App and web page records
════
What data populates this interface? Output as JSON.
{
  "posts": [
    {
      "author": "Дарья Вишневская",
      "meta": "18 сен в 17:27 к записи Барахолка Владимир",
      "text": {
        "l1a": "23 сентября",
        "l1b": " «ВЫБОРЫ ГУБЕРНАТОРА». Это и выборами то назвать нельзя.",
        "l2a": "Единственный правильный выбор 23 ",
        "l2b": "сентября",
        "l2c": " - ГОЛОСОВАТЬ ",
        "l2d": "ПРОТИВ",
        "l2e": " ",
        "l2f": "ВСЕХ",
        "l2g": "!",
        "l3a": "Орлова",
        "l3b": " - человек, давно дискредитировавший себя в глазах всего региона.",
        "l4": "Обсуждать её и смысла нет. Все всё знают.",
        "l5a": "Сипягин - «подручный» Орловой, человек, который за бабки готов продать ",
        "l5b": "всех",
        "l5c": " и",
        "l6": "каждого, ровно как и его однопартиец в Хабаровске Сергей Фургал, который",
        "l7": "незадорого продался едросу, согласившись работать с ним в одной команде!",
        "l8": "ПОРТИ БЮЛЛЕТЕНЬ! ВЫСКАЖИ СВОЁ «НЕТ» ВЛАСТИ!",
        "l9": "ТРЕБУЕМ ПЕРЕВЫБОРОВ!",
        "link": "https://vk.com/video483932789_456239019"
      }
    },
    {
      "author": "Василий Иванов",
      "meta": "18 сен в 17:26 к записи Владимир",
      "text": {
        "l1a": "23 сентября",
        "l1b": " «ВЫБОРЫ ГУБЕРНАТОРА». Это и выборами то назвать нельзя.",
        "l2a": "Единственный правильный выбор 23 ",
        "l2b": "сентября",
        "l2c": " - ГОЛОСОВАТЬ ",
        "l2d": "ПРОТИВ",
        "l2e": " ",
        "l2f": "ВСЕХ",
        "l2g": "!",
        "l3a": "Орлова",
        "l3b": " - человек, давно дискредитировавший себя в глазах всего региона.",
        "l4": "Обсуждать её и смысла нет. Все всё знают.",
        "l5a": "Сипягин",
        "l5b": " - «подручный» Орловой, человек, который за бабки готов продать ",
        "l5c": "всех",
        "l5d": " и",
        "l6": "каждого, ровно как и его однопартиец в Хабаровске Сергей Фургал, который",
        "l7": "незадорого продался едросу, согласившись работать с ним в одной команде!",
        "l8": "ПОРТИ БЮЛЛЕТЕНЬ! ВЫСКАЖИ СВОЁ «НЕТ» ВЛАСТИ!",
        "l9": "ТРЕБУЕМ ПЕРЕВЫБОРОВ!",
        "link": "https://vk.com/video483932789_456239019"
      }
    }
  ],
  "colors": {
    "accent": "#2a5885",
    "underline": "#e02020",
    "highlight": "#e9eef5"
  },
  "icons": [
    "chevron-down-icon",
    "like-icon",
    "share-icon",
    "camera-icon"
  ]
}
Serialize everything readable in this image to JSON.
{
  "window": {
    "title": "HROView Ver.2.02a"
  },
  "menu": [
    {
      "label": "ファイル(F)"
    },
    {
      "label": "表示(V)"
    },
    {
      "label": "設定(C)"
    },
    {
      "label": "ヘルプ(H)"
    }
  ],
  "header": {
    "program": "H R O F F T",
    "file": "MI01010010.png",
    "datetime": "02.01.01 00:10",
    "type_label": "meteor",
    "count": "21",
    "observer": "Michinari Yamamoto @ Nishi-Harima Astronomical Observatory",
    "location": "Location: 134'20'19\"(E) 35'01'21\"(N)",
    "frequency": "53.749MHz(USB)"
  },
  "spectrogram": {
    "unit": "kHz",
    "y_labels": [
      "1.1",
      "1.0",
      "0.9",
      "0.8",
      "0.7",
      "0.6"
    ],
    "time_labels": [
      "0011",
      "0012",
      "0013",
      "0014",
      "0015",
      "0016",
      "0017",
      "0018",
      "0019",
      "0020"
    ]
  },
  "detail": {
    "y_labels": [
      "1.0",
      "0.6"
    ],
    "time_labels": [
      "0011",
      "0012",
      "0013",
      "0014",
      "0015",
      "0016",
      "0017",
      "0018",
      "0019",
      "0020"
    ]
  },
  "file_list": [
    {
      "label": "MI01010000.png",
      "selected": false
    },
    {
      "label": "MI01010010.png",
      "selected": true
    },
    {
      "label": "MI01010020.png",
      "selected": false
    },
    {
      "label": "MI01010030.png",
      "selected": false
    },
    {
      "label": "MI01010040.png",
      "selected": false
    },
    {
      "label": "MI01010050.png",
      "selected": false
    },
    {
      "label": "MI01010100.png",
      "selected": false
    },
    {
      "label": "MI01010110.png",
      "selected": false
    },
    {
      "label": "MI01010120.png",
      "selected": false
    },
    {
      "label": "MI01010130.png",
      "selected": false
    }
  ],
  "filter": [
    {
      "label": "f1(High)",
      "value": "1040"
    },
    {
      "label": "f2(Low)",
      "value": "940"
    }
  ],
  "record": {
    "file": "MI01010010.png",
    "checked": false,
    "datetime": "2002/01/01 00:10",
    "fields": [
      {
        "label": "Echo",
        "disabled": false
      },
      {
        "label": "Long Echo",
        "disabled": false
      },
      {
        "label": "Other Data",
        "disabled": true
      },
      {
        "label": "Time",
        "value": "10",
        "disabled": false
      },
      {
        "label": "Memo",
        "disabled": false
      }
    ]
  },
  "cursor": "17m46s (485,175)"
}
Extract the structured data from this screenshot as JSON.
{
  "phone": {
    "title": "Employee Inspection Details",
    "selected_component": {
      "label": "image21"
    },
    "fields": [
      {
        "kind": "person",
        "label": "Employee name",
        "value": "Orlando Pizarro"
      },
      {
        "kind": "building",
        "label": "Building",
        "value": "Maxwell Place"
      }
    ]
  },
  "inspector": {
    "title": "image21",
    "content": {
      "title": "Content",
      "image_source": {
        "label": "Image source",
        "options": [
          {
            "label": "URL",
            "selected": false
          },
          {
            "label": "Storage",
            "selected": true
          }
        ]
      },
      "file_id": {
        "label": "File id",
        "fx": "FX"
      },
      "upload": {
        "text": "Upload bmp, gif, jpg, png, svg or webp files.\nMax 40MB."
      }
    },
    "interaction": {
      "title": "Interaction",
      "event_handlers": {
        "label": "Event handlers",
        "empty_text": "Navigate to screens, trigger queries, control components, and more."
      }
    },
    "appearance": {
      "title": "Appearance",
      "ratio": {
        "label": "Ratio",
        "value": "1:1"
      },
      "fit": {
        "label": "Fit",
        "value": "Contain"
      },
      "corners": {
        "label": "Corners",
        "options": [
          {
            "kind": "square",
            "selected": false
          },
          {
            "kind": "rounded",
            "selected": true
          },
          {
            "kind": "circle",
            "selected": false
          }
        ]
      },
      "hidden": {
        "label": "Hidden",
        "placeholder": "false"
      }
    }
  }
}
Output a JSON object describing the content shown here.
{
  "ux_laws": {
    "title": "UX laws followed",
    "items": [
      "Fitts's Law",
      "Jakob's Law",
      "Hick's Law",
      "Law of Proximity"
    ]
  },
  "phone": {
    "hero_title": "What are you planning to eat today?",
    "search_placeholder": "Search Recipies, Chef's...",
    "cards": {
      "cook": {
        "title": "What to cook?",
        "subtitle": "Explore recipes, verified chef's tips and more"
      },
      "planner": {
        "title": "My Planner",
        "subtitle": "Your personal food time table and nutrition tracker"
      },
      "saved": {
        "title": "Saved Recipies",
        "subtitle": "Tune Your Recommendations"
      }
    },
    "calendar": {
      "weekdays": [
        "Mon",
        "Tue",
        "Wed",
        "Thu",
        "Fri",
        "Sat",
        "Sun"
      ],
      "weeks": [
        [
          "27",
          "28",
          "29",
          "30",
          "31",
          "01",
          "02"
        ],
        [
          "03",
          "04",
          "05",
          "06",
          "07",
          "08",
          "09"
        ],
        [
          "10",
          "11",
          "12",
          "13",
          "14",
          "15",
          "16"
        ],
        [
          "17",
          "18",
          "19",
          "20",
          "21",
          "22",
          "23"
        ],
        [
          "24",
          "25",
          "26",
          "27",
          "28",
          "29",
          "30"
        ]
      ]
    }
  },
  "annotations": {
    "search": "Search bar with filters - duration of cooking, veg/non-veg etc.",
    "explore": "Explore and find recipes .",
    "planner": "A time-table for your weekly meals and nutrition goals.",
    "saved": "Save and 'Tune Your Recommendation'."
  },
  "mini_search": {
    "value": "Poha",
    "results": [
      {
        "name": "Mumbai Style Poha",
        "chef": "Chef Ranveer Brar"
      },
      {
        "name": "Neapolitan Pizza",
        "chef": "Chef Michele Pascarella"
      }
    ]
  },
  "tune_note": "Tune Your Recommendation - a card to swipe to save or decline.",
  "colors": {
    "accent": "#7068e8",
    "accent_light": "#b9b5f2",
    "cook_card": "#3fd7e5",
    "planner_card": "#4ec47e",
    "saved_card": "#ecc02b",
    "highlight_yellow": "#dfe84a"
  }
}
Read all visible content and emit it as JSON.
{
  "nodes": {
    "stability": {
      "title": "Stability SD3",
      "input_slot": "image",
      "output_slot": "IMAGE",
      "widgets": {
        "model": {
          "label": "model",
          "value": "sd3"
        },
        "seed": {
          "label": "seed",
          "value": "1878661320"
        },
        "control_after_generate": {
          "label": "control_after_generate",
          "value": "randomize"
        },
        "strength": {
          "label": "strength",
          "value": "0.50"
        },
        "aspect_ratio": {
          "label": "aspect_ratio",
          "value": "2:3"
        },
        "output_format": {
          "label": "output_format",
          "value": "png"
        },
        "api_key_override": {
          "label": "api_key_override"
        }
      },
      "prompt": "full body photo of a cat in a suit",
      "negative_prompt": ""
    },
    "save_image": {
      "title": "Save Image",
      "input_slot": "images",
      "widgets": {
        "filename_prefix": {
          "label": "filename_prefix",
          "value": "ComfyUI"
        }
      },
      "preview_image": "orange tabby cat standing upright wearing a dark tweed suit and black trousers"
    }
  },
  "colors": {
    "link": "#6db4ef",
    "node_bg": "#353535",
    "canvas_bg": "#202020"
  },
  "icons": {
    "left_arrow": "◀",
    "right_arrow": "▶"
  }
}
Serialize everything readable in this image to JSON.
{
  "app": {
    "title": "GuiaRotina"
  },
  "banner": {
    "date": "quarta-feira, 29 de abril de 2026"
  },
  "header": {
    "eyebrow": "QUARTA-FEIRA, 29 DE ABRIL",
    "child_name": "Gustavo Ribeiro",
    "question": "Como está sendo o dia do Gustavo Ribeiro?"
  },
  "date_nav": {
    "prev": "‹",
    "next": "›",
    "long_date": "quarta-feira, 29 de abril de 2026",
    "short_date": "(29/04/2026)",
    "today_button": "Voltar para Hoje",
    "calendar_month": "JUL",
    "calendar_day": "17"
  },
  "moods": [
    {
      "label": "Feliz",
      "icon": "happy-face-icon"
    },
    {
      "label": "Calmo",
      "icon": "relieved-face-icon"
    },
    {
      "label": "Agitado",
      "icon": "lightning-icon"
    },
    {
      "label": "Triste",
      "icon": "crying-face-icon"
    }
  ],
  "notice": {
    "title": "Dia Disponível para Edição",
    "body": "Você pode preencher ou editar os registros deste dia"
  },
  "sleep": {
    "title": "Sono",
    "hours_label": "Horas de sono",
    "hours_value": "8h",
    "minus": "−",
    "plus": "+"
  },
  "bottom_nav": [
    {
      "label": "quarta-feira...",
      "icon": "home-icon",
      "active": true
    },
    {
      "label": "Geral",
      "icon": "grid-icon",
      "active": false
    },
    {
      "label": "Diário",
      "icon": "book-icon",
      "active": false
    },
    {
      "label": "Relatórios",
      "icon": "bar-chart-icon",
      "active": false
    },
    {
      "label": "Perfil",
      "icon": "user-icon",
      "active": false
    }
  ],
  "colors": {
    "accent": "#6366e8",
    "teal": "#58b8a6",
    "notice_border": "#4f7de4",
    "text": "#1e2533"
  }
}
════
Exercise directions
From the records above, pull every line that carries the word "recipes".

Answer to the problem
        "subtitle": "Explore recipes, verified chef's tips and more"
    "explore": "Explore and find recipes .",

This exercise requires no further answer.